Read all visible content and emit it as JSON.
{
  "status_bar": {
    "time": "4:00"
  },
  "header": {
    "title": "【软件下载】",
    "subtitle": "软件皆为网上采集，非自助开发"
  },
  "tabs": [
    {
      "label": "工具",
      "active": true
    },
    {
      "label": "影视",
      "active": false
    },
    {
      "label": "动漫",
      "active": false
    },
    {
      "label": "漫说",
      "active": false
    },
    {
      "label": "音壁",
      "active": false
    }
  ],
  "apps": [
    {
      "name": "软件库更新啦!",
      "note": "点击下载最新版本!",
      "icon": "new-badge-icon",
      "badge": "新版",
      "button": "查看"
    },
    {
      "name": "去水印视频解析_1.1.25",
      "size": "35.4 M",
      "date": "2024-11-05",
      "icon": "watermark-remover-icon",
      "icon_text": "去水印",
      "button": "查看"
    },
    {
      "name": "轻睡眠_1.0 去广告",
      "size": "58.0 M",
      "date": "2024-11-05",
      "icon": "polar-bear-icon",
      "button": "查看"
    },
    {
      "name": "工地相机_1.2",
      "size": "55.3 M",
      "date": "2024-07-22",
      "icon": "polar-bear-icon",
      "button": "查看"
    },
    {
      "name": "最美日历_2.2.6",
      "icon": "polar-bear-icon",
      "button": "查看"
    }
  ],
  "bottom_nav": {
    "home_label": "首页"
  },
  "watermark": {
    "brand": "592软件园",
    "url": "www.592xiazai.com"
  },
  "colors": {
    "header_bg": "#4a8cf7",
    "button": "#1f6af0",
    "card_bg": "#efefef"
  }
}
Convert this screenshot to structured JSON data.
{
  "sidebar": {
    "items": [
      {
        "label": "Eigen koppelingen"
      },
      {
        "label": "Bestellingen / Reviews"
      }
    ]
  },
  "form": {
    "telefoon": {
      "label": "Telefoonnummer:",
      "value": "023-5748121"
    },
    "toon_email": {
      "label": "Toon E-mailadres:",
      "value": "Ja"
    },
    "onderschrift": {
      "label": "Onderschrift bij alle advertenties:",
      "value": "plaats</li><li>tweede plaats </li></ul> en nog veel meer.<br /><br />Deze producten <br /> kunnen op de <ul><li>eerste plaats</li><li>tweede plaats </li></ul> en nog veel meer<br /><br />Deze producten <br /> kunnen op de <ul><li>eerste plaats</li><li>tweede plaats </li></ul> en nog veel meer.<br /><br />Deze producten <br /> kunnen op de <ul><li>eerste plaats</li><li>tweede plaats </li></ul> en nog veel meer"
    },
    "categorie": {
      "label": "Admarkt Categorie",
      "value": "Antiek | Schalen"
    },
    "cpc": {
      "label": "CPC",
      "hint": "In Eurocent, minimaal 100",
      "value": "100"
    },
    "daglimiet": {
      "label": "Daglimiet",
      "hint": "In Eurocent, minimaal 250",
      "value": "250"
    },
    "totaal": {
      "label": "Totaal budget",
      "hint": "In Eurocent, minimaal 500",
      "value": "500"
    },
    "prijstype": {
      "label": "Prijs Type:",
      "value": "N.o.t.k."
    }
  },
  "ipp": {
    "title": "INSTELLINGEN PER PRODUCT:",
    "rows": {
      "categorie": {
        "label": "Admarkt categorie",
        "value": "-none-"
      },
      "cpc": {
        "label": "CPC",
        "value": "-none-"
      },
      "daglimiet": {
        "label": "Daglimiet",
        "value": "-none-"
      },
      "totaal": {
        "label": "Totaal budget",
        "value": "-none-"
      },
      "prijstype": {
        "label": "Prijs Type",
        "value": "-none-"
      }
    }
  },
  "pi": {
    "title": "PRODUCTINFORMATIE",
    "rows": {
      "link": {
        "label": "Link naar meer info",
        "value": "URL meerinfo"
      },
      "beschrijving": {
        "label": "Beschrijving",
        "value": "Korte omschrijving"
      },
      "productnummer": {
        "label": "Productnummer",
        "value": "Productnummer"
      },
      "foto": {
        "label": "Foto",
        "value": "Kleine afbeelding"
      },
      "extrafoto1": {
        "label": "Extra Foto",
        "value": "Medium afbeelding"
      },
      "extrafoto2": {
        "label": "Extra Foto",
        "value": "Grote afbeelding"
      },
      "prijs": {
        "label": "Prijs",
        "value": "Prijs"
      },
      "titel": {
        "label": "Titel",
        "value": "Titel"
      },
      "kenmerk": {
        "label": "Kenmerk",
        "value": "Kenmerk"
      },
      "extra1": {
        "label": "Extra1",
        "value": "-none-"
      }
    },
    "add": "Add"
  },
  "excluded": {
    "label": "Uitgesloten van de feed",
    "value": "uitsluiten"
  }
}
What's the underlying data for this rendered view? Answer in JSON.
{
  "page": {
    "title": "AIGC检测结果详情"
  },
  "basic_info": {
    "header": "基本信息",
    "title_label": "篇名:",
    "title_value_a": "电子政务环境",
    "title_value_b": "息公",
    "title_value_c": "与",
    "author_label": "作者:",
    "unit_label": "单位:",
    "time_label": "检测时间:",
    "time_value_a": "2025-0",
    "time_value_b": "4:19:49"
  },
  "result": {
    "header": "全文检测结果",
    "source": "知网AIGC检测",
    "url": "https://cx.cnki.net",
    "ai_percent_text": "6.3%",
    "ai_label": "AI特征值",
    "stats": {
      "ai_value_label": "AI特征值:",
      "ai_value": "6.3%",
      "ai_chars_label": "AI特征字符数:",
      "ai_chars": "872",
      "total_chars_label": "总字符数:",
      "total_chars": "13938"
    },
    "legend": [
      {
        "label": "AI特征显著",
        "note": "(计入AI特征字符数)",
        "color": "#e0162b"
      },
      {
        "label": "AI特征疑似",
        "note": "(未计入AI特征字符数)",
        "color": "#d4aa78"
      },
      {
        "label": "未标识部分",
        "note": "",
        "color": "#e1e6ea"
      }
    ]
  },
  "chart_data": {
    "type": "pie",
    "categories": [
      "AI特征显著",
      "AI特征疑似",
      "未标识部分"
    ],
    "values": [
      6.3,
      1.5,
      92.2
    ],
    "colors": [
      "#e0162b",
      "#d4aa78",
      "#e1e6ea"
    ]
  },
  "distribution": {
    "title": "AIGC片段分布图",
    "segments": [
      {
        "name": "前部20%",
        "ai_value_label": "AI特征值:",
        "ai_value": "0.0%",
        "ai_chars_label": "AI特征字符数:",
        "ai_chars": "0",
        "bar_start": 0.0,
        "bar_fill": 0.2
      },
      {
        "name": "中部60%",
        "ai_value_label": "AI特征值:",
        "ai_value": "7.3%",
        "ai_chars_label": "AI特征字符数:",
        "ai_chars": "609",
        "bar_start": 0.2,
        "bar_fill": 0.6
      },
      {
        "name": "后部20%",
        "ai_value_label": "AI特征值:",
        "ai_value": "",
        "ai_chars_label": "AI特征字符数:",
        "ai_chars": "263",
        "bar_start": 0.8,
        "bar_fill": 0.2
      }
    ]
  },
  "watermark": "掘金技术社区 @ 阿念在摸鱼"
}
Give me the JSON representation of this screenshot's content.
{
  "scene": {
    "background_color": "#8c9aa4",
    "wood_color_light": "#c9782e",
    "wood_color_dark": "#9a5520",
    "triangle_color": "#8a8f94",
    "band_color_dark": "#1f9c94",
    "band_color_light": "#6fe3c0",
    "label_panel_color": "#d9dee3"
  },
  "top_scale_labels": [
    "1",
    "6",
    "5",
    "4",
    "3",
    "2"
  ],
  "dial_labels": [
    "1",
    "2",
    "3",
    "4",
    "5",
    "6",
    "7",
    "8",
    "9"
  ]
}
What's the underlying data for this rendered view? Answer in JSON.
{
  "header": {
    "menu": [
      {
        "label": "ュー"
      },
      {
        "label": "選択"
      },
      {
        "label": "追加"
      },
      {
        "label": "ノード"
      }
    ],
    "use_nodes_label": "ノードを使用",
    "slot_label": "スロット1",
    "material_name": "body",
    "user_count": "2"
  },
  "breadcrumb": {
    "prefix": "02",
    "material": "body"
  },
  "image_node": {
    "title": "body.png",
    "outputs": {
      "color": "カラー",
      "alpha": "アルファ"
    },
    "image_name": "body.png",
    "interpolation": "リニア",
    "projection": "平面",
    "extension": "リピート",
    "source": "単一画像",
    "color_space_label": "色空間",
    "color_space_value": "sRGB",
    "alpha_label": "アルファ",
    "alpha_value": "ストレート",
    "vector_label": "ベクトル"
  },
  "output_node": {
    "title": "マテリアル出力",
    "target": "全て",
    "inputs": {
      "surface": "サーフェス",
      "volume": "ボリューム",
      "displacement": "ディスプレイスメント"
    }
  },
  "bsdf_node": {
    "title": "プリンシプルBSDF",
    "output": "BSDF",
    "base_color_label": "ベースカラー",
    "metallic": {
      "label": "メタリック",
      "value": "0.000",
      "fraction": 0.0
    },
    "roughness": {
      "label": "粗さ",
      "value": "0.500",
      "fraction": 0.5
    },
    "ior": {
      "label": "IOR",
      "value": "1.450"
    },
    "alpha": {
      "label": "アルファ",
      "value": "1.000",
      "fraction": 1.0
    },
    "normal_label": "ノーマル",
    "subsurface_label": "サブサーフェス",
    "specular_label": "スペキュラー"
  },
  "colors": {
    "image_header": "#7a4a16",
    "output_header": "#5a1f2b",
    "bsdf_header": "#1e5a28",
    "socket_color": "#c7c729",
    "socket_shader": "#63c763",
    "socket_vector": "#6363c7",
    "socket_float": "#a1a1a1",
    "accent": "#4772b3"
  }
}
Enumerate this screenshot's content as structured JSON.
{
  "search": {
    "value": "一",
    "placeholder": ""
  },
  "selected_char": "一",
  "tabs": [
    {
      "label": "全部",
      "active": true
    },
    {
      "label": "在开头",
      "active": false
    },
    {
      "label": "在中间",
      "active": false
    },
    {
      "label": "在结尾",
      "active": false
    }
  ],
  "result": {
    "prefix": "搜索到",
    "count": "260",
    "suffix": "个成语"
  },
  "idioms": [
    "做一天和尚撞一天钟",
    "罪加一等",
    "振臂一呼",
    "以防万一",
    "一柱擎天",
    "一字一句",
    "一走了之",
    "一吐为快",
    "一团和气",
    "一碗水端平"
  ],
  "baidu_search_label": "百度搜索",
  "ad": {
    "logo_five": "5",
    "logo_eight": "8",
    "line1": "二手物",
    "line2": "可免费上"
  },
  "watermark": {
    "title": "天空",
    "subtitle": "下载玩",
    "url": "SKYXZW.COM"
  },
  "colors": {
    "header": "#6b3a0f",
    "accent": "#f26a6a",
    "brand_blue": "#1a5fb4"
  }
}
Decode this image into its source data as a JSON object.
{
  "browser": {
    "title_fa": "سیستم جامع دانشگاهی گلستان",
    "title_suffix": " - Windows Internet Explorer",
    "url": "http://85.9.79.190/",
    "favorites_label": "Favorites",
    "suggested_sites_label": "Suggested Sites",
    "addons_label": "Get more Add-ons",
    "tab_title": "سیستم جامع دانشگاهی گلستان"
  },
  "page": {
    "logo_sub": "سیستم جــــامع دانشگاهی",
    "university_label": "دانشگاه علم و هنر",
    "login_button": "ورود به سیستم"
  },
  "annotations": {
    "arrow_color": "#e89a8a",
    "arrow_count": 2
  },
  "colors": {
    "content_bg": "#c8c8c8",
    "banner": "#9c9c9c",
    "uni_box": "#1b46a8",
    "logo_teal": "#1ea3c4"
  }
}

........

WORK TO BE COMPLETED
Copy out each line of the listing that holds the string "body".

PROBLEM SOLUTION
    "material_name": "body",
    "material": "body"
    "title": "body.png",
    "image_name": "body.png",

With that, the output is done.